  • Laminectomy – a surgical procedure performed by the best in class NYC spine & neck surgeon, Dr. Sean McCance- that essentially opens the spinal canal to make room for the spinal cord.
  • Laminectomy with fusion, also done from the back of the neck, to open up the spinal canal and in addition, to stabilize the vertebrae and re-align them if needed. Screws and rods are placed, along with bone graft material, to achieve optimal healing of the fusion.

When Should You Contact The NYC Cervical Myelopathy Specialist, Dr. Sean McCance

Cervical myelopathy is a surgical condition. If you have been diagnosed with cervical myelopathy, or you suffer from the symptoms listed below please consider making a doctor’s appointment with the NYC Cervical Myelopathy Specialist, Dr. Sean McCance:

  • Progressive neurological dysfunction
  • Imbalance
  • Weakness of arms or legs, trouble using the hands
  • Numbness in arms or legs
  • Decreased mobility
  • Decrease in bowel or bladder control

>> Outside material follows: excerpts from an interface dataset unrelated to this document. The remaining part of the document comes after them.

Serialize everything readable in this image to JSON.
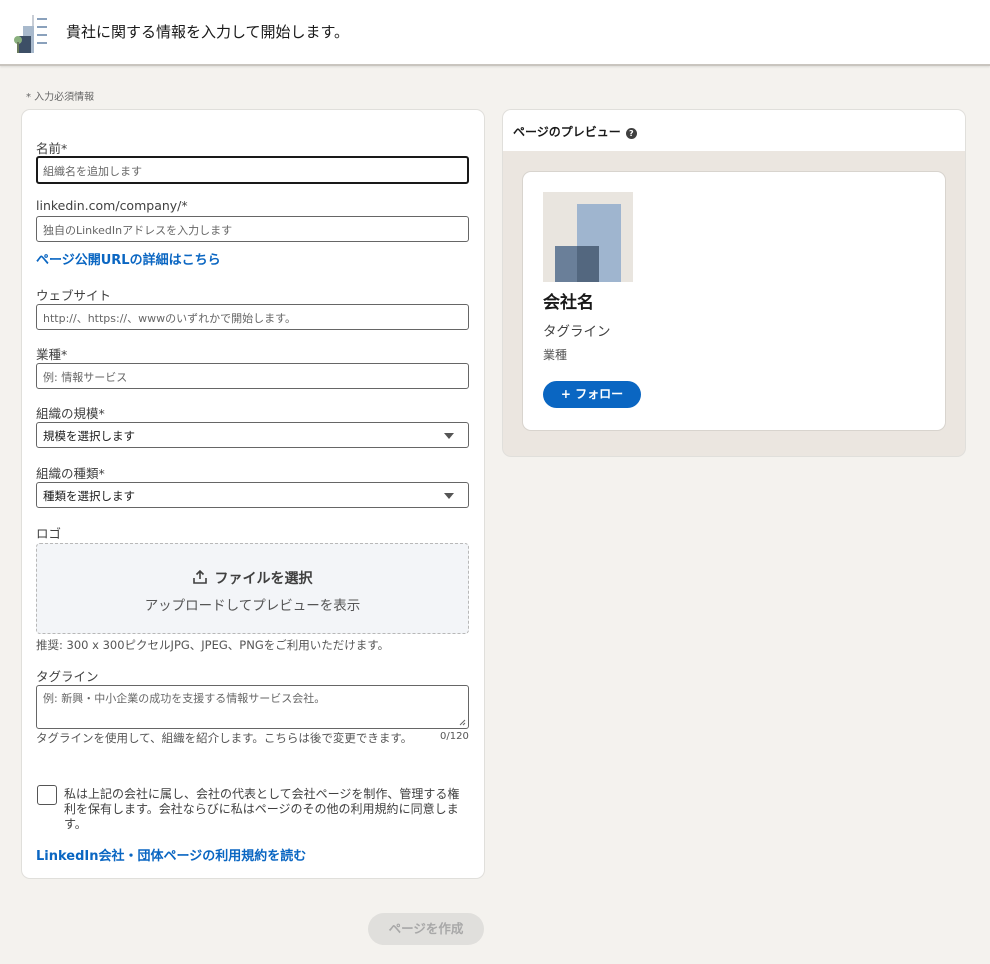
{
  "header": {
    "title": "貴社に関する情報を入力して開始します。",
    "icon": "company-building-icon"
  },
  "required_note": "* 入力必須情報",
  "form": {
    "name": {
      "label": "名前*",
      "placeholder": "組織名を追加します"
    },
    "url": {
      "label": "linkedin.com/company/*",
      "placeholder": "独自のLinkedInアドレスを入力します",
      "help_link": "ページ公開URLの詳細はこちら"
    },
    "website": {
      "label": "ウェブサイト",
      "placeholder": "http://、https://、wwwのいずれかで開始します。"
    },
    "industry": {
      "label": "業種*",
      "placeholder": "例: 情報サービス"
    },
    "size": {
      "label": "組織の規模*",
      "selected": "規模を選択します"
    },
    "type": {
      "label": "組織の種類*",
      "selected": "種類を選択します"
    },
    "logo": {
      "label": "ロゴ",
      "upload_title": "ファイルを選択",
      "upload_sub": "アップロードしてプレビューを表示",
      "hint": "推奨: 300 x 300ピクセルJPG、JPEG、PNGをご利用いただけます。"
    },
    "tagline": {
      "label": "タグライン",
      "placeholder": "例: 新興・中小企業の成功を支援する情報サービス会社。",
      "help": "タグラインを使用して、組織を紹介します。こちらは後で変更できます。",
      "counter": "0/120"
    },
    "agreement": {
      "text": "私は上記の会社に属し、会社の代表として会社ページを制作、管理する権利を保有します。会社ならびに私はページのその他の利用規約に同意します。",
      "link": "LinkedIn会社・団体ページの利用規約を読む"
    }
  },
  "preview": {
    "title": "ページのプレビュー",
    "company_name": "会社名",
    "tagline": "タグライン",
    "industry": "業種",
    "follow_label": "+ フォロー"
  },
  "create_button": "ページを作成",
  "colors": {
    "accent": "#0a66c2",
    "background": "#f4f2ee"
  }
}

Our best in class, Upper East Side, NYC back & neck pain diagnosis & surgery practice, Spine Associates, is honored to provide you with highly personalized and comprehensive care. Our philosophy of direct management of your case by an expert spine surgeon has made us one of the most trusted and respected spine surgery practices on the Upper East Side in NYC and the world. Feel free to contact the back & neck pain diagnosis and spine surgery specialist today to discuss your unique cervical myelopathy condition and start yourself on the road to recovery.

Dr. Sean McCance
1155 Park Avenue, Suite E
New York, NY 10128
(212) 360-6500